Category : Uncategorized

For last 25 years or so in human history, internet users have accepted something as part of life : we share our privacy in return of digital citizenship.

This is not new. We have been providing data about ourselves to many institutions including Government all through our lives.

Notables : school, educational institution, hospital, court, banks, police station, land registry authorities, immigration, tax departments.

In last 25 years, we have been providing data about ourselves to many digital entities and 3rd party providers.

Prior to that era, we have traded little bit of our attention to advertisement to watch a movie in TV, almost free.

In short, we have always traded our privacy for some benefit.

In recent years, the data protection issue is vulnerable on three counts :

  • Cyber crime
  • Security breach
  • Sharing of data without explicit authorization ( many service providers sell user data without the user being clearly informed)

and the very scary one : entities considered benign and entrusted with data may turn rogue or outright malevolent.

It reminds me the wisdom of the Godfather : “Keep your enemies close, your friends closer.”

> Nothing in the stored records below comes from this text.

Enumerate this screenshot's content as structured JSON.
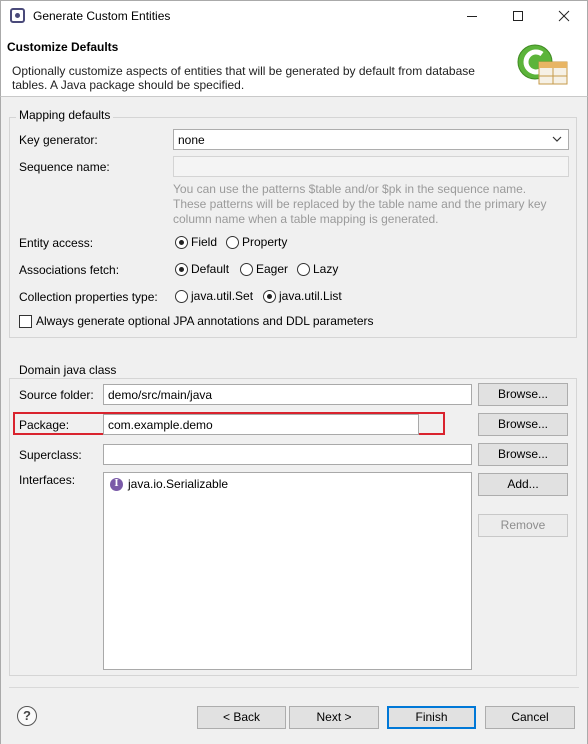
{
  "window": {
    "title": "Generate Custom Entities",
    "min_icon": "minimize-icon",
    "max_icon": "maximize-icon",
    "close_icon": "close-icon"
  },
  "header": {
    "title": "Customize Defaults",
    "description": "Optionally customize aspects of entities that will be generated by default from database tables. A Java package should be specified."
  },
  "mapping": {
    "group_label": "Mapping defaults",
    "key_generator_label": "Key generator:",
    "key_generator_value": "none",
    "sequence_label": "Sequence name:",
    "sequence_value": "",
    "hint_line1": "You can use the patterns $table and/or $pk in the sequence name.",
    "hint_line2": "These patterns will be replaced by the table name and the primary key",
    "hint_line3": "column name when a table mapping is generated.",
    "entity_access_label": "Entity access:",
    "entity_access_options": [
      "Field",
      "Property"
    ],
    "entity_access_selected": "Field",
    "assoc_fetch_label": "Associations fetch:",
    "assoc_fetch_options": [
      "Default",
      "Eager",
      "Lazy"
    ],
    "assoc_fetch_selected": "Default",
    "collection_label": "Collection properties type:",
    "collection_options": [
      "java.util.Set",
      "java.util.List"
    ],
    "collection_selected": "java.util.List",
    "optional_jpa_label": "Always generate optional JPA annotations and DDL parameters",
    "optional_jpa_checked": false
  },
  "domain": {
    "group_label": "Domain java class",
    "source_folder_label": "Source folder:",
    "source_folder_value": "demo/src/main/java",
    "package_label": "Package:",
    "package_value": "com.example.demo",
    "superclass_label": "Superclass:",
    "superclass_value": "",
    "interfaces_label": "Interfaces:",
    "interfaces": [
      "java.io.Serializable"
    ],
    "browse_label": "Browse...",
    "add_label": "Add...",
    "remove_label": "Remove"
  },
  "footer": {
    "help_icon": "help-icon",
    "back_label": "< Back",
    "next_label": "Next >",
    "finish_label": "Finish",
    "cancel_label": "Cancel"
  },
  "colors": {
    "highlight": "#d9232e",
    "primary_border": "#0078d7",
    "hint_text": "#9a9a9a"
  }
}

In terms of Internet security / data protection : be more careful and periodically re-assess your trusted parties.